The first step in a successful sale of your business is finding the right buyer. Not every potential buyer will be a perfect match, but if you take the time to ensure you’re selling your business to a compatible party, it could avoid disaster for both parties involved.
Other than wanting to know that your employees and clients are in good hands post-transaction, there are other important reasons to carefully select a buyer. One of the most important reasons comes down to the structure of the deal: to the extent you will be agreeing to future payments knowing the company will be in good hands gives you confidence in accepting these types of terms. There’s also the issue of legacy: You have probably spent most of your career building this business and there’s a level of pride knowing your legacy will live on well beyond your years of ownership, especially if the business is associated with your family name.
The Perfect Match: Finding a Compatible Business Buyer
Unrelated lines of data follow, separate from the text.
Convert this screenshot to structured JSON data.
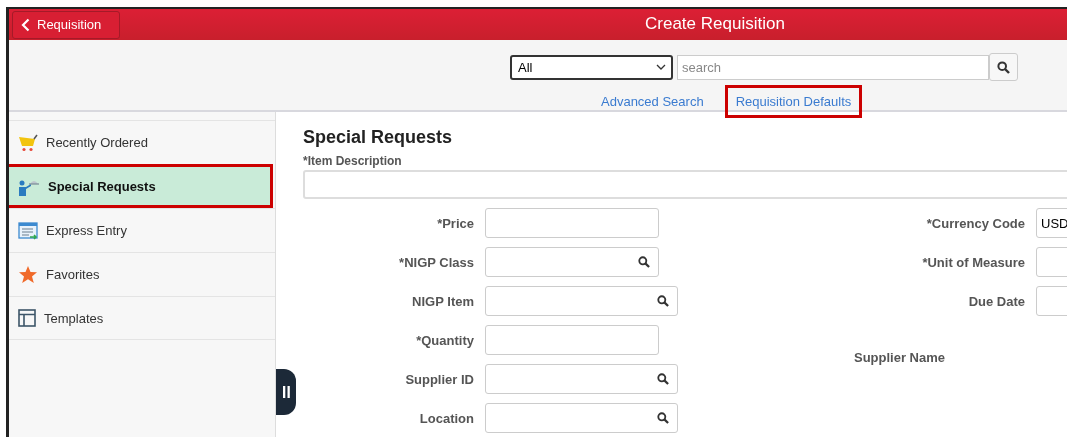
{
  "header": {
    "back_button": "Requisition",
    "title": "Create Requisition"
  },
  "search": {
    "scope": "All",
    "placeholder": "search",
    "links": [
      {
        "label": "Advanced Search",
        "highlighted": false
      },
      {
        "label": "Requisition Defaults",
        "highlighted": true
      }
    ]
  },
  "sidebar": {
    "items": [
      {
        "label": "Recently Ordered",
        "kind": "cart",
        "selected": false,
        "highlighted": false
      },
      {
        "label": "Special Requests",
        "kind": "request",
        "selected": true,
        "highlighted": true
      },
      {
        "label": "Express Entry",
        "kind": "express",
        "selected": false,
        "highlighted": false
      },
      {
        "label": "Favorites",
        "kind": "star",
        "selected": false,
        "highlighted": false
      },
      {
        "label": "Templates",
        "kind": "template",
        "selected": false,
        "highlighted": false
      }
    ]
  },
  "form": {
    "title": "Special Requests",
    "description_label": "*Item Description",
    "left_fields": [
      {
        "label": "*Price",
        "kind": "text"
      },
      {
        "label": "*NIGP Class",
        "kind": "lookup"
      },
      {
        "label": "NIGP Item",
        "kind": "lookup_wide"
      },
      {
        "label": "*Quantity",
        "kind": "text"
      },
      {
        "label": "Supplier ID",
        "kind": "lookup_wide"
      },
      {
        "label": "Location",
        "kind": "lookup_wide"
      }
    ],
    "right_fields": [
      {
        "label": "*Currency Code",
        "kind": "text",
        "value": "USD"
      },
      {
        "label": "*Unit of Measure",
        "kind": "text"
      },
      {
        "label": "Due Date",
        "kind": "text"
      },
      {
        "label": "Supplier Name",
        "kind": "label"
      }
    ]
  }
}
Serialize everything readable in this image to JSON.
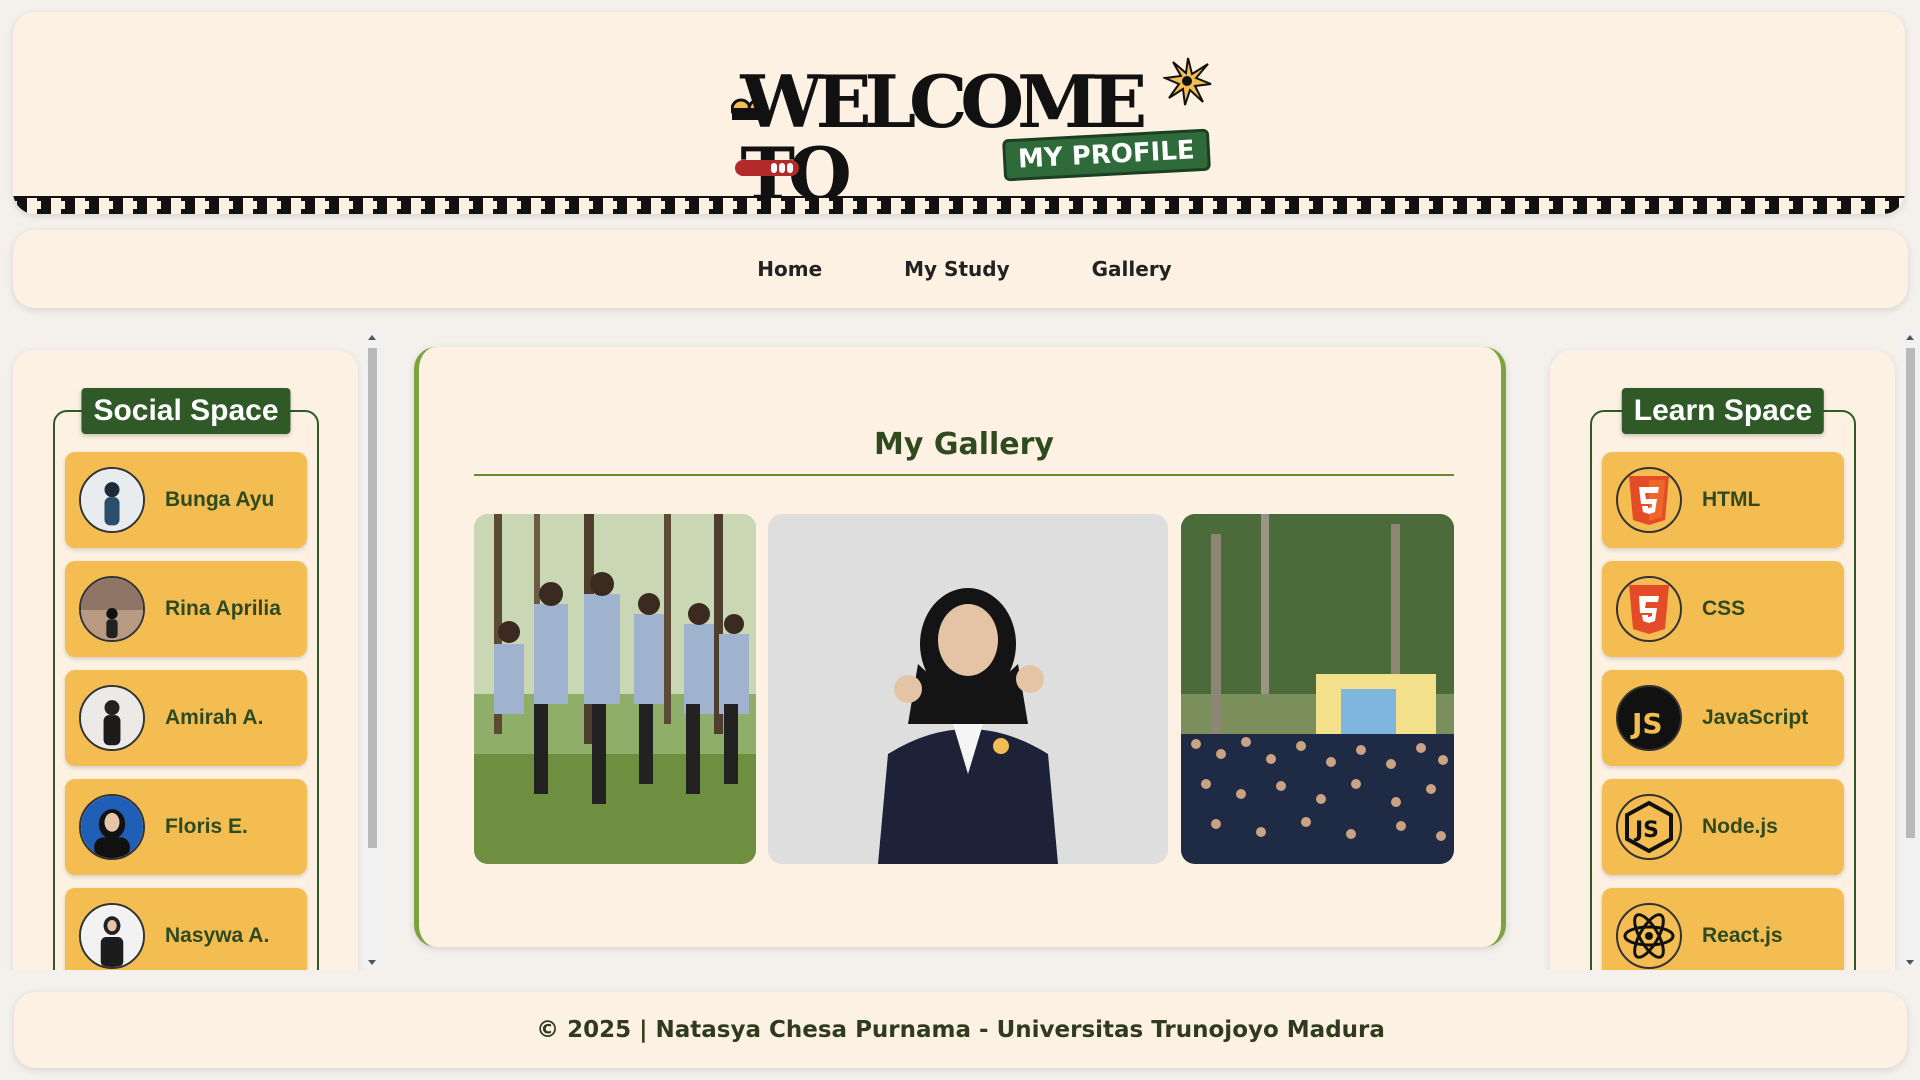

So, what exactly makes up a “perfect match” when finding the right buyer for your business? The answer may be more complex than you think. Finding the right buyer involves considerations of both tangible and intangible factors, from finances and industry experience on the one hand to chemistry and shared values on another.
Of course, finances are an essential factor in finding the right buyer for your business. Ensuring that a potential purchaser is financially able and willing to purchase your company is critical.
1. Can they afford it?
Financial viability is about more than just having enough money to complete the transaction but also about ensuring that their institutional financial backing is robust and reliable – this includes keeping an eye out for any red flags or warning signs about their banking history or creditworthiness during due diligence investigation.
2. Do they know the business?
Industry experience should be another consideration when selecting buyers. Having expertise in the same field as yours can be incredibly valuable – they have already had success in similar markets, which gives them an upper hand in navigating trends & customer preferences in those segments & thus better positioning themselves for profitability & longevity post-merger & acquisition. Experience also speaks volumes regarding understanding cash flows & pricing since they’ve already been through those processes with previous businesses.
3. Is leadership succession competent?
Does the prospective buyer have the management skills, or a plan to bring in well-equipped managers to ensure the business is well-run beyond the transition? It’s perfectly acceptable to ask these questions during negotiations and can be led by your business broker.
4. Are their goals aligned with the direction of your business?
This one is subjective: your business may be operating in a shifting market and some change in focus may be the healthiest thing for your company, however if change is planned, the buyer should have a smooth transition plan to bring all team members on board with the plan before shifting focus.
5. Is the buyer a good cultural fit?
We cannot overlook possessing shared values between seller and buyer when evaluating prospective business buyers. You have likely built up a culture within your company that has been fundamental to its success over time – do potential buyers hold these same ideals, or can they at least respect them? This can help determine compatibility between yourself, as an outgoing owner, & future leadership post-acquisition, providing more excellent continuity & assurance of successful transitions.
6. The Gut Check
There’s nothing like good old-fashioned chemistry between two people during negotiations; sometimes personality clashes can become insurmountable obstacles even if all other aspects appear compatible. Taking the time to get know potential buyers throughout transactions can reveal various details about how both parties will work together for successful marketing down the line – managing expectations at this stage becomes even more important considering how much financial & operational risk is usually associated with takeover deals like these so getting everyone on board ahead of time is always recommended!
Ultimately, choosing the right buyer is a critical decision that requires careful evaluation of multiple factors. Working with a business broker or advisor can provide valuable guidance in the process of evaluating potential buyers and finding the right fit for your business.